So why the disconnect?
I think it comes down to the fact that modernisation has become a hot topic within the IBM i community over the past few years, and it’s a bandwagon that many people jump into without pausing to define what they mean by ‘modern’. The result is that a great deal of emphasis is placed on the application front end with nowhere near enough thought being given to what overheads these tools incur.
Obviously, graphical tools have many advantages. A well designed GUI is intuitive, easy to use and can put a great deal of information onto a screen in an easily digestible form. There is, however, a performance overhead to be taken into account – both in terms of network traffic and the load on the local user’s CPU. For many applications, especially applications aimed at the business end-user, this performance cost is well worth paying.
For the technical user, though, it’s not quite so clear cut.
Once you know your way around an operating system, and the text-based tools that come with it, it is often the case that the command line is a quicker and more effective method of completing a task. In these cases, the GUI approach gets in the way of achieving stuff and becomes a source of noisy frustration (as the unfortunates who share an office with me can attest).
GUI based applications do have their uses, of course, and there are plenty of tasks for which a graphical approach is the most appropriate. But sometimes it isn’t.
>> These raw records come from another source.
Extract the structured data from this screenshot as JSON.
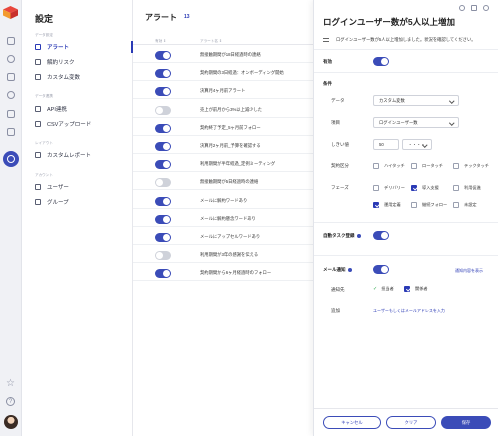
{
  "sidebar": {
    "title": "設定",
    "sections": [
      "データ設定",
      "データ連携",
      "レイアウト",
      "アカウント"
    ],
    "items": [
      "アラート",
      "解約リスク",
      "カスタム変数",
      "API連携",
      "CSVアップロード",
      "カスタムレポート",
      "ユーザー",
      "グループ"
    ]
  },
  "alerts": {
    "title": "アラート",
    "count": "13",
    "col_enabled": "有効 ⇕",
    "col_name": "アラート名 ⇕",
    "rows": [
      {
        "name": "無接触期間が18日経過時の連絡",
        "on": true
      },
      {
        "name": "契約期間の3日経過：オンボーディング開始",
        "on": true
      },
      {
        "name": "決算月4ヶ月前アラート",
        "on": true
      },
      {
        "name": "売上が前月から3%以上減少した",
        "on": false
      },
      {
        "name": "契約終了予定_5ヶ月前フォロー",
        "on": true
      },
      {
        "name": "決算月2ヶ月前_予算を確認する",
        "on": true
      },
      {
        "name": "利用期間が半年経過_定例ミーティング",
        "on": true
      },
      {
        "name": "無接触期間が5日経過時の連絡",
        "on": false
      },
      {
        "name": "メールに解約ワードあり",
        "on": true
      },
      {
        "name": "メールに解約懸念ワードあり",
        "on": true
      },
      {
        "name": "メールにアップセルワードあり",
        "on": true
      },
      {
        "name": "利用期間が3年の感謝を伝える",
        "on": false
      },
      {
        "name": "契約期間から6ヶ月経過時のフォロー",
        "on": true
      }
    ]
  },
  "detail": {
    "title": "ログインユーザー数が5人以上増加",
    "description": "ログインユーザー数が5人以上増加しました。状況を確認してください。",
    "enabled_label": "有効",
    "enabled": true,
    "conditions_label": "条件",
    "data_label": "データ",
    "data_value": "カスタム変数",
    "item_label": "項目",
    "item_value": "ログインユーザー数",
    "threshold_label": "しきい値",
    "threshold_value": "50",
    "threshold_unit": "・・・・",
    "contract_label": "契約区分",
    "contract_options": [
      {
        "label": "ハイタッチ",
        "checked": false
      },
      {
        "label": "ロータッチ",
        "checked": false
      },
      {
        "label": "テックタッチ",
        "checked": false
      }
    ],
    "phase_label": "フェーズ",
    "phase_options": [
      {
        "label": "デリバリー",
        "checked": false
      },
      {
        "label": "導入支援",
        "checked": true
      },
      {
        "label": "利用促進",
        "checked": false
      },
      {
        "label": "運用定着",
        "checked": true
      },
      {
        "label": "継続フォロー",
        "checked": false
      },
      {
        "label": "未設定",
        "checked": false
      }
    ],
    "auto_task_label": "自動タスク登録",
    "auto_task": true,
    "mail_label": "メール通知",
    "mail_on": true,
    "mail_link": "通知内容を表示",
    "notify_to_label": "通知先",
    "notify_owner": "担当者",
    "notify_related": "関係者",
    "add_label": "追加",
    "add_placeholder": "ユーザーもしくはメールアドレスを入力",
    "cancel": "キャンセル",
    "clear": "クリア",
    "save": "保存"
  }
}
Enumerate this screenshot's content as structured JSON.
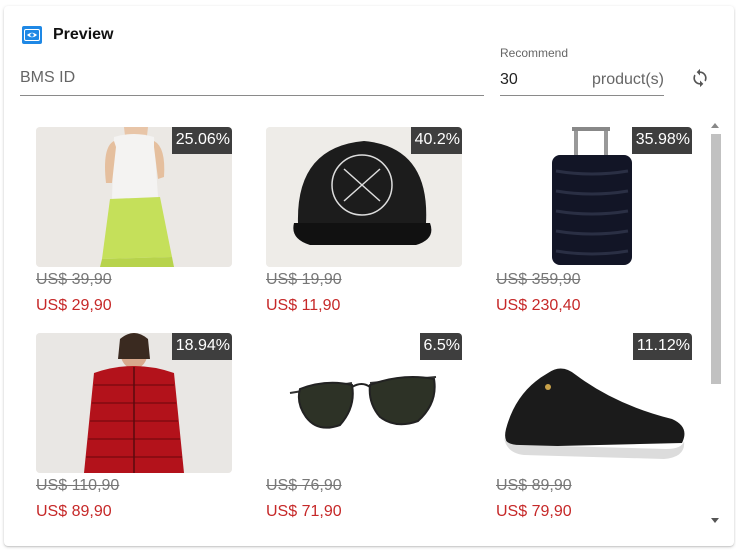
{
  "header": {
    "title": "Preview",
    "icon": "eye-icon",
    "accent": "#1e88e5"
  },
  "form": {
    "bms_id_placeholder": "BMS ID",
    "bms_id_value": "",
    "recommend_label": "Recommend",
    "recommend_value": "30",
    "recommend_suffix": "product(s)"
  },
  "colors": {
    "discount_bg": "#3e3e3e",
    "new_price": "#c62828",
    "old_price": "#777777"
  },
  "products": [
    {
      "discount": "25.06%",
      "old_price": "US$ 39,90",
      "new_price": "US$ 29,90",
      "image": "woman-tennis-skirt"
    },
    {
      "discount": "40.2%",
      "old_price": "US$ 19,90",
      "new_price": "US$ 11,90",
      "image": "black-cap"
    },
    {
      "discount": "35.98%",
      "old_price": "US$ 359,90",
      "new_price": "US$ 230,40",
      "image": "black-suitcase"
    },
    {
      "discount": "18.94%",
      "old_price": "US$ 110,90",
      "new_price": "US$ 89,90",
      "image": "red-puffer-jacket"
    },
    {
      "discount": "6.5%",
      "old_price": "US$ 76,90",
      "new_price": "US$ 71,90",
      "image": "aviator-sunglasses"
    },
    {
      "discount": "11.12%",
      "old_price": "US$ 89,90",
      "new_price": "US$ 79,90",
      "image": "black-sneaker"
    }
  ]
}
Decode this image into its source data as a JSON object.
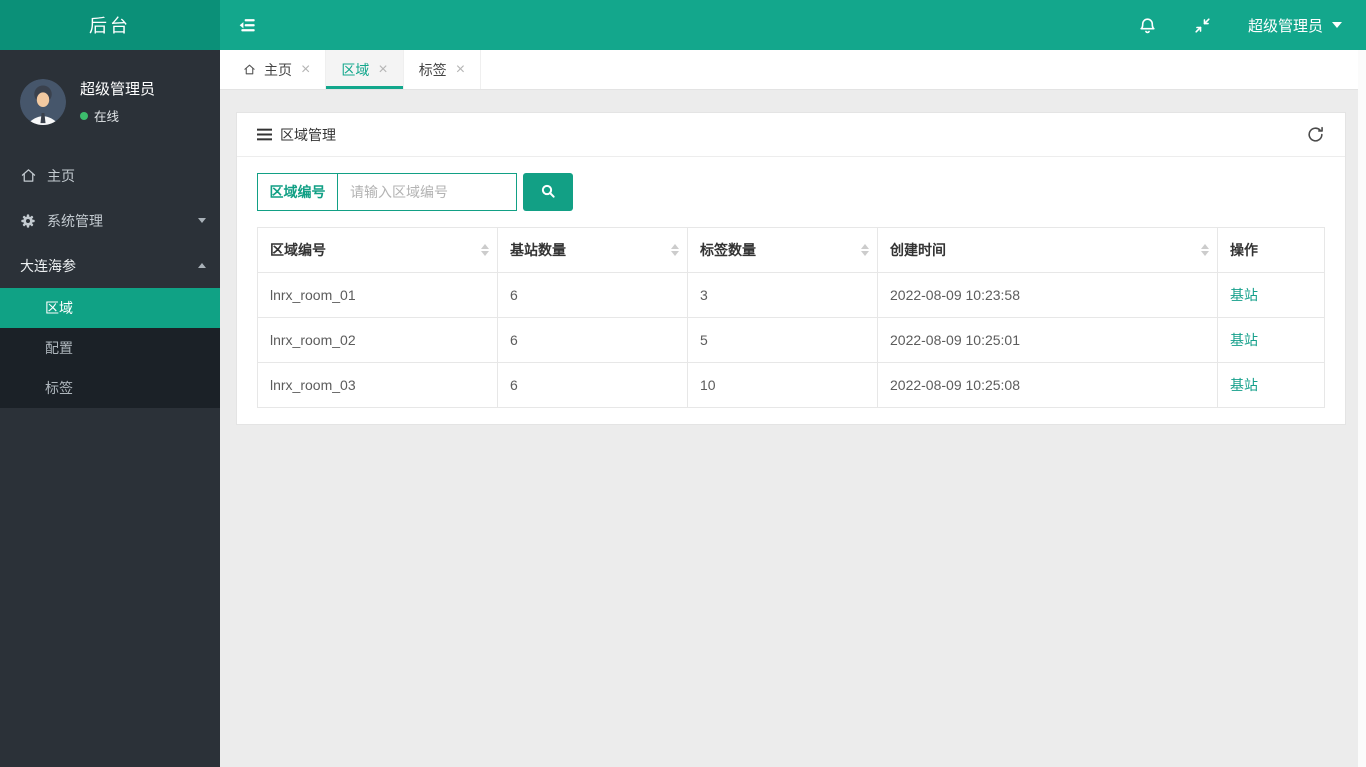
{
  "topbar": {
    "brand": "后台",
    "toggle_icon": "sidebar-toggle-icon",
    "bell_icon": "notification-bell-icon",
    "compress_icon": "fullscreen-compress-icon",
    "user_menu": {
      "label": "超级管理员",
      "caret_icon": "caret-down-icon"
    }
  },
  "sidebar": {
    "user": {
      "name": "超级管理员",
      "status": "在线",
      "avatar_icon": "user-avatar"
    },
    "menu": [
      {
        "label": "主页",
        "icon": "home-icon"
      },
      {
        "label": "系统管理",
        "icon": "gear-icon",
        "caret": "caret-down-icon"
      },
      {
        "label": "大连海参",
        "caret": "caret-up-icon"
      }
    ],
    "submenu": [
      {
        "label": "区域",
        "active": true
      },
      {
        "label": "配置",
        "active": false
      },
      {
        "label": "标签",
        "active": false
      }
    ]
  },
  "tabbar": {
    "tabs": [
      {
        "label": "主页",
        "icon": "home-icon",
        "close_icon": "close-icon",
        "active": false
      },
      {
        "label": "区域",
        "close_icon": "close-icon",
        "active": true
      },
      {
        "label": "标签",
        "close_icon": "close-icon",
        "active": false
      }
    ]
  },
  "panel": {
    "title": "区域管理",
    "title_icon": "list-menu-icon",
    "refresh_icon": "refresh-icon",
    "search": {
      "field_label": "区域编号",
      "placeholder": "请输入区域编号",
      "button_icon": "search-icon"
    },
    "table": {
      "columns": [
        {
          "label": "区域编号",
          "sortable": true
        },
        {
          "label": "基站数量",
          "sortable": true
        },
        {
          "label": "标签数量",
          "sortable": true
        },
        {
          "label": "创建时间",
          "sortable": true
        },
        {
          "label": "操作",
          "sortable": false
        }
      ],
      "rows": [
        {
          "area_id": "lnrx_room_01",
          "station_count": "6",
          "tag_count": "3",
          "created_at": "2022-08-09 10:23:58",
          "action": "基站"
        },
        {
          "area_id": "lnrx_room_02",
          "station_count": "6",
          "tag_count": "5",
          "created_at": "2022-08-09 10:25:01",
          "action": "基站"
        },
        {
          "area_id": "lnrx_room_03",
          "station_count": "6",
          "tag_count": "10",
          "created_at": "2022-08-09 10:25:08",
          "action": "基站"
        }
      ]
    }
  },
  "colors": {
    "header_teal": "#13a78c",
    "brand_teal": "#0b9078",
    "accent_teal": "#12a085",
    "sidebar_bg": "#2b3138",
    "submenu_bg": "#1b2127",
    "link_teal": "#16a08b",
    "online_green": "#3cbc6c",
    "content_bg": "#ececec"
  }
}
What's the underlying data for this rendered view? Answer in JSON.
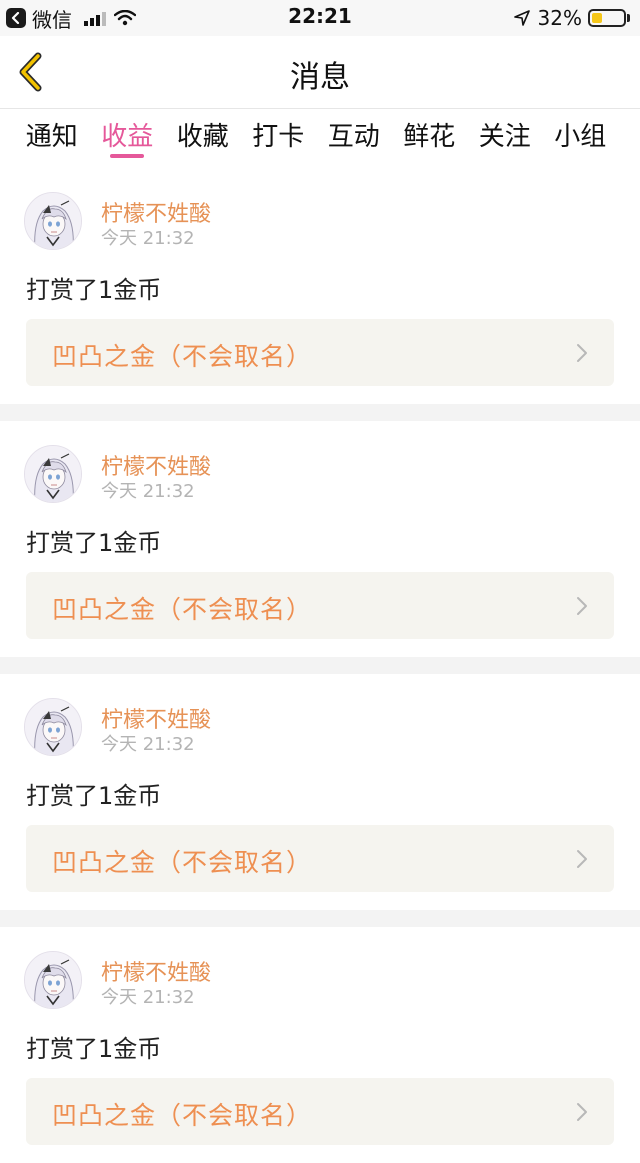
{
  "status_bar": {
    "back_app": "微信",
    "time": "22:21",
    "battery_text": "32%",
    "battery_level": 0.32,
    "battery_color": "#f5c71a"
  },
  "header": {
    "title": "消息",
    "back_icon": "chevron-left-icon",
    "accent_color": "#f2c200"
  },
  "tabs": [
    {
      "label": "通知",
      "active": false
    },
    {
      "label": "收益",
      "active": true
    },
    {
      "label": "收藏",
      "active": false
    },
    {
      "label": "打卡",
      "active": false
    },
    {
      "label": "互动",
      "active": false
    },
    {
      "label": "鲜花",
      "active": false
    },
    {
      "label": "关注",
      "active": false
    },
    {
      "label": "小组",
      "active": false
    }
  ],
  "theme": {
    "active_tab_color": "#e5589a",
    "username_color": "#e69256",
    "link_color": "#ee8f51"
  },
  "feed": [
    {
      "username": "柠檬不姓酸",
      "time": "今天 21:32",
      "action": "打赏了1金币",
      "link_title": "凹凸之金（不会取名）"
    },
    {
      "username": "柠檬不姓酸",
      "time": "今天 21:32",
      "action": "打赏了1金币",
      "link_title": "凹凸之金（不会取名）"
    },
    {
      "username": "柠檬不姓酸",
      "time": "今天 21:32",
      "action": "打赏了1金币",
      "link_title": "凹凸之金（不会取名）"
    },
    {
      "username": "柠檬不姓酸",
      "time": "今天 21:32",
      "action": "打赏了1金币",
      "link_title": "凹凸之金（不会取名）"
    }
  ]
}
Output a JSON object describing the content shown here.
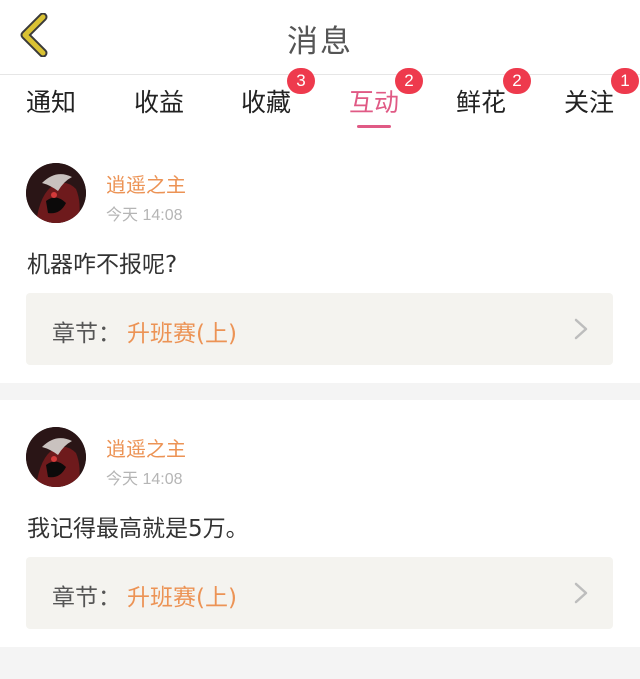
{
  "header": {
    "title": "消息"
  },
  "tabs": [
    {
      "label": "通知",
      "badge": ""
    },
    {
      "label": "收益",
      "badge": ""
    },
    {
      "label": "收藏",
      "badge": "3"
    },
    {
      "label": "互动",
      "badge": "2"
    },
    {
      "label": "鲜花",
      "badge": "2"
    },
    {
      "label": "关注",
      "badge": "1"
    }
  ],
  "active_tab": "互动",
  "messages": [
    {
      "username": "逍遥之主",
      "time": "今天 14:08",
      "text": "机器咋不报呢?",
      "chapter_prefix": "章节：",
      "chapter_name": "升班赛(上)"
    },
    {
      "username": "逍遥之主",
      "time": "今天 14:08",
      "text": "我记得最高就是5万。",
      "chapter_prefix": "章节：",
      "chapter_name": "升班赛(上)"
    }
  ],
  "colors": {
    "accent_pink": "#e05a85",
    "username_orange": "#ec9355",
    "badge_red": "#ee3a4d",
    "back_arrow_yellow": "#d9c233"
  },
  "icons": {
    "back": "chevron-left-icon",
    "chapter_arrow": "chevron-right-icon"
  }
}
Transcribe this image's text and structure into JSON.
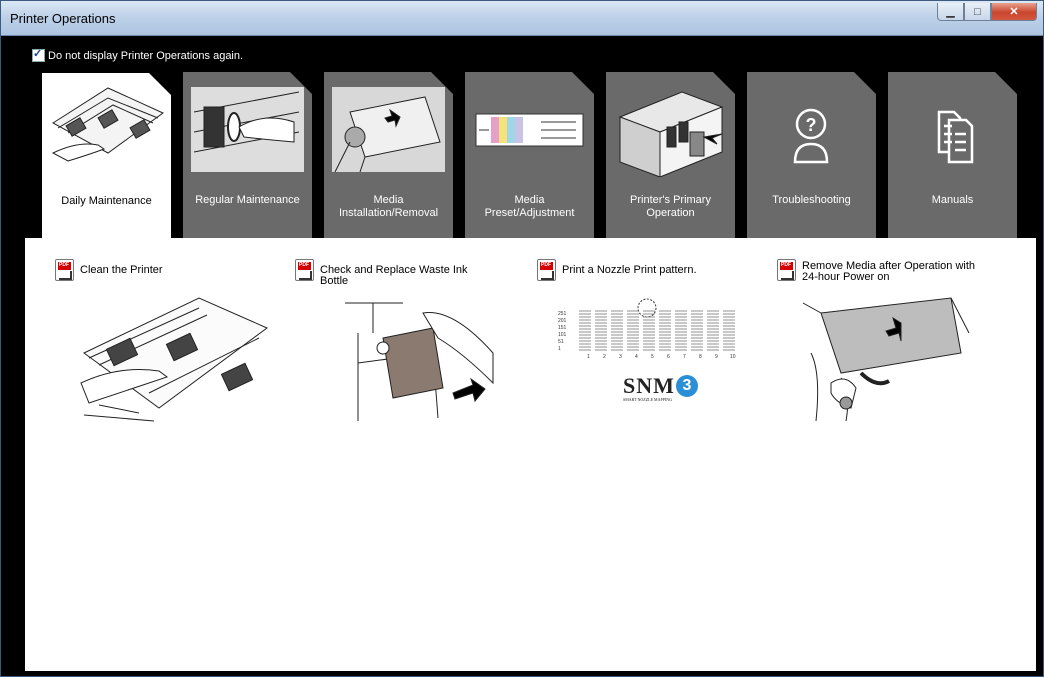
{
  "window": {
    "title": "Printer Operations",
    "min_icon": "minimize-icon",
    "max_icon": "maximize-icon",
    "close_icon": "close-icon"
  },
  "checkbox": {
    "label": "Do not display Printer Operations again.",
    "checked": true
  },
  "tabs": [
    {
      "label": "Daily Maintenance",
      "active": true
    },
    {
      "label": "Regular Maintenance",
      "active": false
    },
    {
      "label": "Media\nInstallation/Removal",
      "active": false
    },
    {
      "label": "Media Preset/Adjustment",
      "active": false
    },
    {
      "label": "Printer's Primary\nOperation",
      "active": false
    },
    {
      "label": "Troubleshooting",
      "active": false,
      "icon": "question-person-icon"
    },
    {
      "label": "Manuals",
      "active": false,
      "icon": "documents-icon"
    }
  ],
  "items": [
    {
      "label": "Clean the Printer",
      "icon": "pdf-icon"
    },
    {
      "label": "Check and Replace Waste Ink Bottle",
      "icon": "pdf-icon"
    },
    {
      "label": "Print a Nozzle Print pattern.",
      "icon": "pdf-icon"
    },
    {
      "label": "Remove Media after Operation with 24-hour Power on",
      "icon": "pdf-icon"
    }
  ],
  "nozzle_chart": {
    "y_ticks": [
      "251",
      "201",
      "151",
      "101",
      "51",
      "1"
    ],
    "x_ticks": [
      "1",
      "2",
      "3",
      "4",
      "5",
      "6",
      "7",
      "8",
      "9",
      "10"
    ],
    "logo": "SNM",
    "logo_sub": "SMART NOZZLE MAPPING"
  },
  "colors": {
    "tab_inactive": "#6a6a6a",
    "tab_active": "#ffffff",
    "background": "#000000",
    "pdf_red": "#d40000"
  }
}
The challenge, therefore, when faced with a shiny new tool is to ask yourself this: How will this tool make my life easier?